[Your objective] Filter these entries down to lines holding "Please".

[The data]
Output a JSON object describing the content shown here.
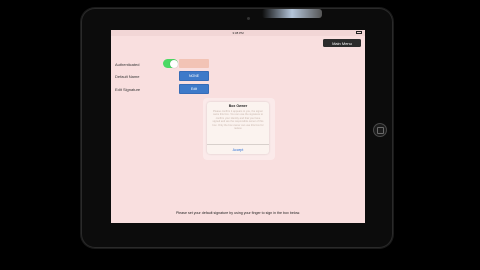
{
  "status_bar": {
    "carrier": "",
    "time": "3:38 PM"
  },
  "header": {
    "main_menu_label": "Main Menu"
  },
  "settings": {
    "authenticated_label": "Authenticated",
    "default_name_label": "Default Name",
    "edit_signature_label": "Edit Signature",
    "name_button_label": "NONE",
    "edit_button_label": "Edit"
  },
  "alert": {
    "title": "Box Owner",
    "message": "Please confirm it appears to you, the signer owns this box. You can use the signature to confirm your identity and that you have signed and are the responsible owner of this box. Only the box owner can use this box for review.",
    "accept_label": "Accept"
  },
  "footer": {
    "instruction": "Please set your default signature by using your finger to sign in the box below."
  },
  "colors": {
    "screen_background": "#f9dfdf",
    "toggle_on": "#4cd964",
    "button_blue": "#3e7ac9",
    "accept_link": "#2a6fd6"
  }
}
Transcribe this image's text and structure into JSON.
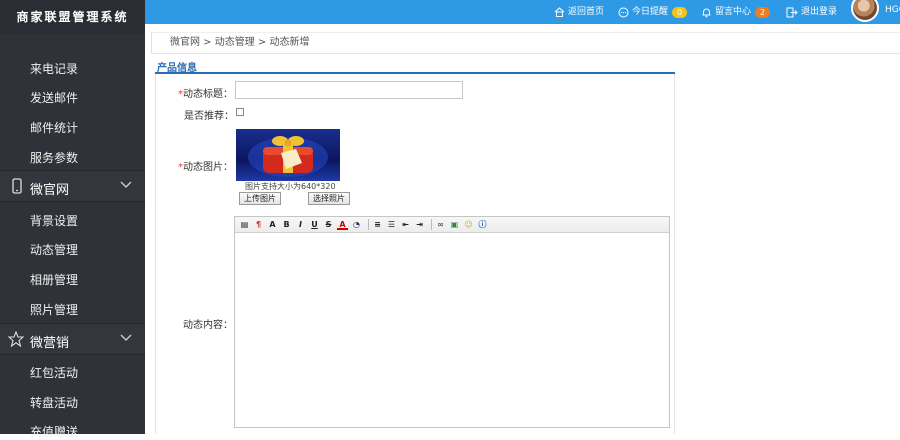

[Exercise answer]
    "message": "Please confirm it appears to you, the signer owns this box. You can use the signature to confirm your identity and that you have signed and are the responsible owner of this box. Only the box owner can use this box for review.",
    "instruction": "Please set your default signature by using your finger to sign in the box below."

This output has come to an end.